Start of RECORD SET

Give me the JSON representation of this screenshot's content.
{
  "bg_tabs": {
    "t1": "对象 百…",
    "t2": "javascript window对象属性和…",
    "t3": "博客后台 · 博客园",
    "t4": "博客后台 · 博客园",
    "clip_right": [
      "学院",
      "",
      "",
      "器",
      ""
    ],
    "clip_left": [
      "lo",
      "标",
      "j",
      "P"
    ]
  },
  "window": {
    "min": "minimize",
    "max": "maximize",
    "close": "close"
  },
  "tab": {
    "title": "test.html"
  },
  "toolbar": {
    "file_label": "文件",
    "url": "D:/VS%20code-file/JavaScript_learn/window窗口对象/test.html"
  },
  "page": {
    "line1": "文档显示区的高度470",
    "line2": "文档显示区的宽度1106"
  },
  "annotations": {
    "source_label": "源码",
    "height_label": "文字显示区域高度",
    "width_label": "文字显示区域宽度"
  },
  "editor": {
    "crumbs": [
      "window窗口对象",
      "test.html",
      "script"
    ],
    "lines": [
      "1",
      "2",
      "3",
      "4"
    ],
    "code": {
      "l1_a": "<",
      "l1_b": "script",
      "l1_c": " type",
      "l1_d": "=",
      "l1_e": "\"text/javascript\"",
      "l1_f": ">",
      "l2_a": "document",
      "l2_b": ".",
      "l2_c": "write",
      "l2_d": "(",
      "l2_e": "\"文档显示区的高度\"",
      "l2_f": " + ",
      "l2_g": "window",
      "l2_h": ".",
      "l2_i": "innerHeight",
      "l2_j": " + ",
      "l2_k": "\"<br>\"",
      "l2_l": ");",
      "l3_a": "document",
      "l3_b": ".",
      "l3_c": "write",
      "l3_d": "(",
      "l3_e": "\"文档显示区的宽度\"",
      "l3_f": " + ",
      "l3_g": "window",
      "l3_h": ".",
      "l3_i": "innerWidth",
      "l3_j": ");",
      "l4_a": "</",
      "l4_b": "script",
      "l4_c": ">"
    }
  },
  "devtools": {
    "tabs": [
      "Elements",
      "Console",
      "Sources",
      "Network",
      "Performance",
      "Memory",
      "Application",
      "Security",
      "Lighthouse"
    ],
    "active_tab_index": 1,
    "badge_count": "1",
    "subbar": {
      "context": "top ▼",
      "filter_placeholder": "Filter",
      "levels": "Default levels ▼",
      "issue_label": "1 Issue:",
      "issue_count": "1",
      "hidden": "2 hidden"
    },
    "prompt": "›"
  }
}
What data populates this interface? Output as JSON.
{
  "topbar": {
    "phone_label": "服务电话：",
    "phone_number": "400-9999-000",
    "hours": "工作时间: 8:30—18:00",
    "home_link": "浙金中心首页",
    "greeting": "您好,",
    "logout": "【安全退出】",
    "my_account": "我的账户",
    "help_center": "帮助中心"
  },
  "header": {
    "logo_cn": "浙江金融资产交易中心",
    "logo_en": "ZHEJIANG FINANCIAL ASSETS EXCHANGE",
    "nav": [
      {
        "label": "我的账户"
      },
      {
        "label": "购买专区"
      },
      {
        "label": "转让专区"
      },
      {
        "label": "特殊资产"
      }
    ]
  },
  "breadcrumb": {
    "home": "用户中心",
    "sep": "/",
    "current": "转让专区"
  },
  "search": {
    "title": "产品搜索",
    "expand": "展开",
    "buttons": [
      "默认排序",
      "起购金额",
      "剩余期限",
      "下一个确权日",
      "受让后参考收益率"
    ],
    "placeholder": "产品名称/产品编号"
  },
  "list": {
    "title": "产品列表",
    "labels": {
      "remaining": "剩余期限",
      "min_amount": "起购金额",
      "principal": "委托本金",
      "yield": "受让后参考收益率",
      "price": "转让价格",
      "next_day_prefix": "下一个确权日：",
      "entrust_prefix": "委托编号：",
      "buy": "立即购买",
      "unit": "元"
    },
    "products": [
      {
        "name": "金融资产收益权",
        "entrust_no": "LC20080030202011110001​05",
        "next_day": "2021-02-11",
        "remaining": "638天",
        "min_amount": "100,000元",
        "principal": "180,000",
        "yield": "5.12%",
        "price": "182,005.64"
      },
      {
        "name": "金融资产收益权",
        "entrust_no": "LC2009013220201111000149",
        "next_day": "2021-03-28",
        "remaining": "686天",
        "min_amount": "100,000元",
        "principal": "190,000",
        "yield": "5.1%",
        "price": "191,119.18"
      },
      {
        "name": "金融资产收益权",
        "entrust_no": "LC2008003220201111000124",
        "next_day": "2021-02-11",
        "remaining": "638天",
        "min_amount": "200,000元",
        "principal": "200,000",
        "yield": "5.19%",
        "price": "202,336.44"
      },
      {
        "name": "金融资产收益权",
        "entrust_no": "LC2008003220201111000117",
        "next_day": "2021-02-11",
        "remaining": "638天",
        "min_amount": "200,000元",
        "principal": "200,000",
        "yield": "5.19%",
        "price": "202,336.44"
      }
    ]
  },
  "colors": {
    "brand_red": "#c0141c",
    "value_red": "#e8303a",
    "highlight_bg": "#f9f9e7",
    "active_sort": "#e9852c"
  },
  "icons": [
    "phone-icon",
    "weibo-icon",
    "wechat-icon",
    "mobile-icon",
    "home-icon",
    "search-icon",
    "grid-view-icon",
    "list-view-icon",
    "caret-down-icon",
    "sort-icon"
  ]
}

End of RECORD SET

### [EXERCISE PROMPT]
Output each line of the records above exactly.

### [SOLVED PROBLEM]
Give me the JSON representation of this screenshot's content.
{
  "bg_tabs": {
    "t1": "对象 百…",
    "t2": "javascript window对象属性和…",
    "t3": "博客后台 · 博客园",
    "t4": "博客后台 · 博客园",
    "clip_right": [
      "学院",
      "",
      "",
      "器",
      ""
    ],
    "clip_left": [
      "lo",
      "标",
      "j",
      "P"
    ]
  },
  "window": {
    "min": "minimize",
    "max": "maximize",
    "close": "close"
  },
  "tab": {
    "title": "test.html"
  },
  "toolbar": {
    "file_label": "文件",
    "url": "D:/VS%20code-file/JavaScript_learn/window窗口对象/test.html"
  },
  "page": {
    "line1": "文档显示区的高度470",
    "line2": "文档显示区的宽度1106"
  },
  "annotations": {
    "source_label": "源码",
    "height_label": "文字显示区域高度",
    "width_label": "文字显示区域宽度"
  },
  "editor": {
    "crumbs": [
      "window窗口对象",
      "test.html",
      "script"
    ],
    "lines": [
      "1",
      "2",
      "3",
      "4"
    ],
    "code": {
      "l1_a": "<",
      "l1_b": "script",
      "l1_c": " type",
      "l1_d": "=",
      "l1_e": "\"text/javascript\"",
      "l1_f": ">",
      "l2_a": "document",
      "l2_b": ".",
      "l2_c": "write",
      "l2_d": "(",
      "l2_e": "\"文档显示区的高度\"",
      "l2_f": " + ",
      "l2_g": "window",
      "l2_h": ".",
      "l2_i": "innerHeight",
      "l2_j": " + ",
      "l2_k": "\"<br>\"",
      "l2_l": ");",
      "l3_a": "document",
      "l3_b": ".",
      "l3_c": "write",
      "l3_d": "(",
      "l3_e": "\"文档显示区的宽度\"",
      "l3_f": " + ",
      "l3_g": "window",
      "l3_h": ".",
      "l3_i": "innerWidth",
      "l3_j": ");",
      "l4_a": "</",
      "l4_b": "script",
      "l4_c": ">"
    }
  },
  "devtools": {
    "tabs": [
      "Elements",
      "Console",
      "Sources",
      "Network",
      "Performance",
      "Memory",
      "Application",
      "Security",
      "Lighthouse"
    ],
    "active_tab_index": 1,
    "badge_count": "1",
    "subbar": {
      "context": "top ▼",
      "filter_placeholder": "Filter",
      "levels": "Default levels ▼",
      "issue_label": "1 Issue:",
      "issue_count": "1",
      "hidden": "2 hidden"
    },
    "prompt": "›"
  }
}
What data populates this interface? Output as JSON.
{
  "topbar": {
    "phone_label": "服务电话：",
    "phone_number": "400-9999-000",
    "hours": "工作时间: 8:30—18:00",
    "home_link": "浙金中心首页",
    "greeting": "您好,",
    "logout": "【安全退出】",
    "my_account": "我的账户",
    "help_center": "帮助中心"
  },
  "header": {
    "logo_cn": "浙江金融资产交易中心",
    "logo_en": "ZHEJIANG FINANCIAL ASSETS EXCHANGE",
    "nav": [
      {
        "label": "我的账户"
      },
      {
        "label": "购买专区"
      },
      {
        "label": "转让专区"
      },
      {
        "label": "特殊资产"
      }
    ]
  },
  "breadcrumb": {
    "home": "用户中心",
    "sep": "/",
    "current": "转让专区"
  },
  "search": {
    "title": "产品搜索",
    "expand": "展开",
    "buttons": [
      "默认排序",
      "起购金额",
      "剩余期限",
      "下一个确权日",
      "受让后参考收益率"
    ],
    "placeholder": "产品名称/产品编号"
  },
  "list": {
    "title": "产品列表",
    "labels": {
      "remaining": "剩余期限",
      "min_amount": "起购金额",
      "principal": "委托本金",
      "yield": "受让后参考收益率",
      "price": "转让价格",
      "next_day_prefix": "下一个确权日：",
      "entrust_prefix": "委托编号：",
      "buy": "立即购买",
      "unit": "元"
    },
    "products": [
      {
        "name": "金融资产收益权",
        "entrust_no": "LC20080030202011110001​05",
        "next_day": "2021-02-11",
        "remaining": "638天",
        "min_amount": "100,000元",
        "principal": "180,000",
        "yield": "5.12%",
        "price": "182,005.64"
      },
      {
        "name": "金融资产收益权",
        "entrust_no": "LC2009013220201111000149",
        "next_day": "2021-03-28",
        "remaining": "686天",
        "min_amount": "100,000元",
        "principal": "190,000",
        "yield": "5.1%",
        "price": "191,119.18"
      },
      {
        "name": "金融资产收益权",
        "entrust_no": "LC2008003220201111000124",
        "next_day": "2021-02-11",
        "remaining": "638天",
        "min_amount": "200,000元",
        "principal": "200,000",
        "yield": "5.19%",
        "price": "202,336.44"
      },
      {
        "name": "金融资产收益权",
        "entrust_no": "LC2008003220201111000117",
        "next_day": "2021-02-11",
        "remaining": "638天",
        "min_amount": "200,000元",
        "principal": "200,000",
        "yield": "5.19%",
        "price": "202,336.44"
      }
    ]
  },
  "colors": {
    "brand_red": "#c0141c",
    "value_red": "#e8303a",
    "highlight_bg": "#f9f9e7",
    "active_sort": "#e9852c"
  },
  "icons": [
    "phone-icon",
    "weibo-icon",
    "wechat-icon",
    "mobile-icon",
    "home-icon",
    "search-icon",
    "grid-view-icon",
    "list-view-icon",
    "caret-down-icon",
    "sort-icon"
  ]
}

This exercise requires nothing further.